Your answer should be a single number: how many lines in the data below hold the string "price".
(Beginning of ENTRIES PROVIDED)
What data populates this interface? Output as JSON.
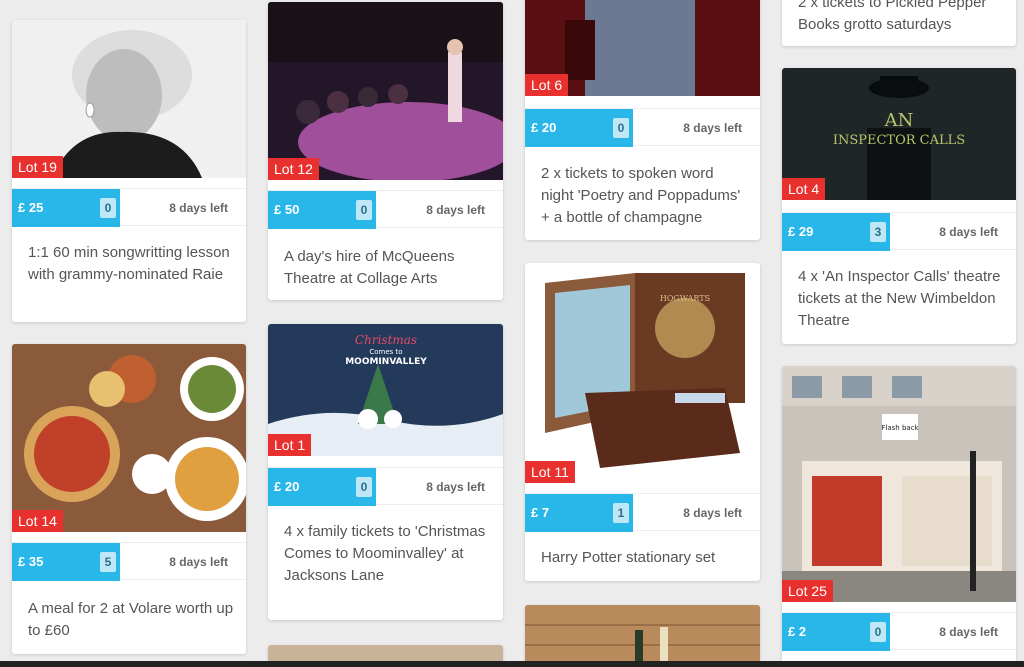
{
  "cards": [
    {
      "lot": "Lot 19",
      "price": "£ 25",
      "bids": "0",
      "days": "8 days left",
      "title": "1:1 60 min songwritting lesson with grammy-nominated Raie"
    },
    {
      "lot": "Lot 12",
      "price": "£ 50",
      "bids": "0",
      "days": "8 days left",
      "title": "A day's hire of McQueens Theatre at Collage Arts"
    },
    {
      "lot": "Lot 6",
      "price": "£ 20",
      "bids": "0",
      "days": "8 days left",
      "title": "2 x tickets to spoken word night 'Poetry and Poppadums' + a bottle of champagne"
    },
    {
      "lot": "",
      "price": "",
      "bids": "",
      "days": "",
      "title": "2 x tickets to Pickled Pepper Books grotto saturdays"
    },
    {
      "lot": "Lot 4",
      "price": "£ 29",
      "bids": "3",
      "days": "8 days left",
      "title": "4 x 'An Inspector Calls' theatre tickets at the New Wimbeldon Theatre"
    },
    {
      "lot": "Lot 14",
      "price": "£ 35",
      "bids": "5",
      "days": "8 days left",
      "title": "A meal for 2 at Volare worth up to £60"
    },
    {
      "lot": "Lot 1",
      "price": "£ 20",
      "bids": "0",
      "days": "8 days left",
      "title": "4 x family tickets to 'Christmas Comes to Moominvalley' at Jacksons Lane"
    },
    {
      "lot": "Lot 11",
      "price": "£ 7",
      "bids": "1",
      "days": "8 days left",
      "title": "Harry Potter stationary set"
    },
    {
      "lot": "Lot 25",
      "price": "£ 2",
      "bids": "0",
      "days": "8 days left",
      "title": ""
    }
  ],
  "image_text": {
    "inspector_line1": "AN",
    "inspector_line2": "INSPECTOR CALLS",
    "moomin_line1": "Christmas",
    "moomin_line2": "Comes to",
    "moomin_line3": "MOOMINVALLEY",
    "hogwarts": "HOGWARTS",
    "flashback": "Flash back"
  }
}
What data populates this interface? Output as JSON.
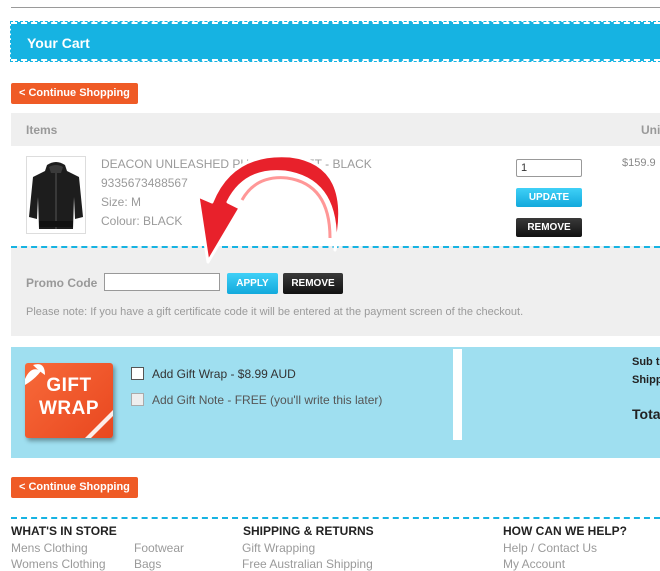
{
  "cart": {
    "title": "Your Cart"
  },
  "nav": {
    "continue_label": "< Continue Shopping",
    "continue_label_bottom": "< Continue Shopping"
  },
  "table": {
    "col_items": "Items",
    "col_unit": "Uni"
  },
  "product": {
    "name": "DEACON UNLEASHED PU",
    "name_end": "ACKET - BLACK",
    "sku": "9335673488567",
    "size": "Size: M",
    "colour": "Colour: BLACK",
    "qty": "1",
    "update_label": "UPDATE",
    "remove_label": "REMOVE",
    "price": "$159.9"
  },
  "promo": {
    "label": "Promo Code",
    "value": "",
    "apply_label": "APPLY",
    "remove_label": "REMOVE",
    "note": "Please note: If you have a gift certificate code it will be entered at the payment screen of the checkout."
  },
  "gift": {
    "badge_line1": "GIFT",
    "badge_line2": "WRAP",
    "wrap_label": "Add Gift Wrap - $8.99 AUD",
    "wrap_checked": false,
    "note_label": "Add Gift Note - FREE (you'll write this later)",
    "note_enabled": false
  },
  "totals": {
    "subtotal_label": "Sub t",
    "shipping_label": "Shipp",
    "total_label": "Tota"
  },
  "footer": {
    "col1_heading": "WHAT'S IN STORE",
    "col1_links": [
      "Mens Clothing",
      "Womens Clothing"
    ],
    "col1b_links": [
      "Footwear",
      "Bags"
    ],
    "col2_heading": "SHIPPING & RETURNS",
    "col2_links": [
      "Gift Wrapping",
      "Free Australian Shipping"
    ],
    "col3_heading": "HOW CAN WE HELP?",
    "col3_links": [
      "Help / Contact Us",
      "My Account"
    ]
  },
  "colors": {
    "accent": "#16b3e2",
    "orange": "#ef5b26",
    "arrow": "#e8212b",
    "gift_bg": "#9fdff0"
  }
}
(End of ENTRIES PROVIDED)
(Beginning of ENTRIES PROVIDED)
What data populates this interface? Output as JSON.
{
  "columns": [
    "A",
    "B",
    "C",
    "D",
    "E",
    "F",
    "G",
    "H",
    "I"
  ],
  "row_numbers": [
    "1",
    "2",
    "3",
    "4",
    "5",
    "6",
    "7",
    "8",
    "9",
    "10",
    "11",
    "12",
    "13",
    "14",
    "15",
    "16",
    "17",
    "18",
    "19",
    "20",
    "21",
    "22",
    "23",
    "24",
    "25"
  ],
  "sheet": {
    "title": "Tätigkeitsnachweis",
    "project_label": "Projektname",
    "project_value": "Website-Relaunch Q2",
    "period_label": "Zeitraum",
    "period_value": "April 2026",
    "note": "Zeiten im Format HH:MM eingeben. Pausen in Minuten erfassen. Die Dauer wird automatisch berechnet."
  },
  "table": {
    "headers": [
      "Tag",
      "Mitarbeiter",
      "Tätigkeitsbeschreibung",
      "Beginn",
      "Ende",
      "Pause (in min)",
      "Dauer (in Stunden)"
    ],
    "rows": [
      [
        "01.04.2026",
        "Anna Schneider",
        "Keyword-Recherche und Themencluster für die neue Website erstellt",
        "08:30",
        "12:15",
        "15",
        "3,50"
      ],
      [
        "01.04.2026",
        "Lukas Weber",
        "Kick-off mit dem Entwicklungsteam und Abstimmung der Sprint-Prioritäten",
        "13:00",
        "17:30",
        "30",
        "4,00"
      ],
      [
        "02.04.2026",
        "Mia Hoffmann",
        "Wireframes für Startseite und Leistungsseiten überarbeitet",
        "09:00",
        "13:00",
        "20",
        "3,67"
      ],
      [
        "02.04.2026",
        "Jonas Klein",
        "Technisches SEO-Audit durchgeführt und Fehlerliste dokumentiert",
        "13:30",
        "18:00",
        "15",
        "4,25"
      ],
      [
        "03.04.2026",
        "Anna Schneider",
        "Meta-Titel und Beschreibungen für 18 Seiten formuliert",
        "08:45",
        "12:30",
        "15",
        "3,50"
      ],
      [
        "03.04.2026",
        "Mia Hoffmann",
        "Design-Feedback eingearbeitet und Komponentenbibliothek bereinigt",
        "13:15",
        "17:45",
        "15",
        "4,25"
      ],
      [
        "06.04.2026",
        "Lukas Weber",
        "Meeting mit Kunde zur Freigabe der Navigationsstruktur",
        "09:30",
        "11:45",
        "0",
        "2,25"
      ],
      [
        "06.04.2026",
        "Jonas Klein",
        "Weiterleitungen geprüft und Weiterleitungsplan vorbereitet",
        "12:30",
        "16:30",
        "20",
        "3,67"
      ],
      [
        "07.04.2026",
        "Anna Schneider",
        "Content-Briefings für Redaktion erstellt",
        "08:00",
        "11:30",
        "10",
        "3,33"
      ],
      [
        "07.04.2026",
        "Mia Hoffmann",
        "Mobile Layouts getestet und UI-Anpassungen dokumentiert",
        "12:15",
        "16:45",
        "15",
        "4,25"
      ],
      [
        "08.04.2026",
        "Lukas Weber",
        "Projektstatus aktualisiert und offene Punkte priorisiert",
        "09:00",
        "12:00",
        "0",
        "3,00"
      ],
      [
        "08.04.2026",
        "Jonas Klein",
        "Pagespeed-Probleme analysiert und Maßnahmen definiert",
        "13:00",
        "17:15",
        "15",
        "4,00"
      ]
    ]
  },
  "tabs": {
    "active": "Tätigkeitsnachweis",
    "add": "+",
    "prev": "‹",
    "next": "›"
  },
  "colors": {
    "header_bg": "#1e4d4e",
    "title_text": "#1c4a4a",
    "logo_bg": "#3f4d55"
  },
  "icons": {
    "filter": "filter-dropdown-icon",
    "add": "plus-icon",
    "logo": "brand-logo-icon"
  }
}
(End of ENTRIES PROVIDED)
RESULT
10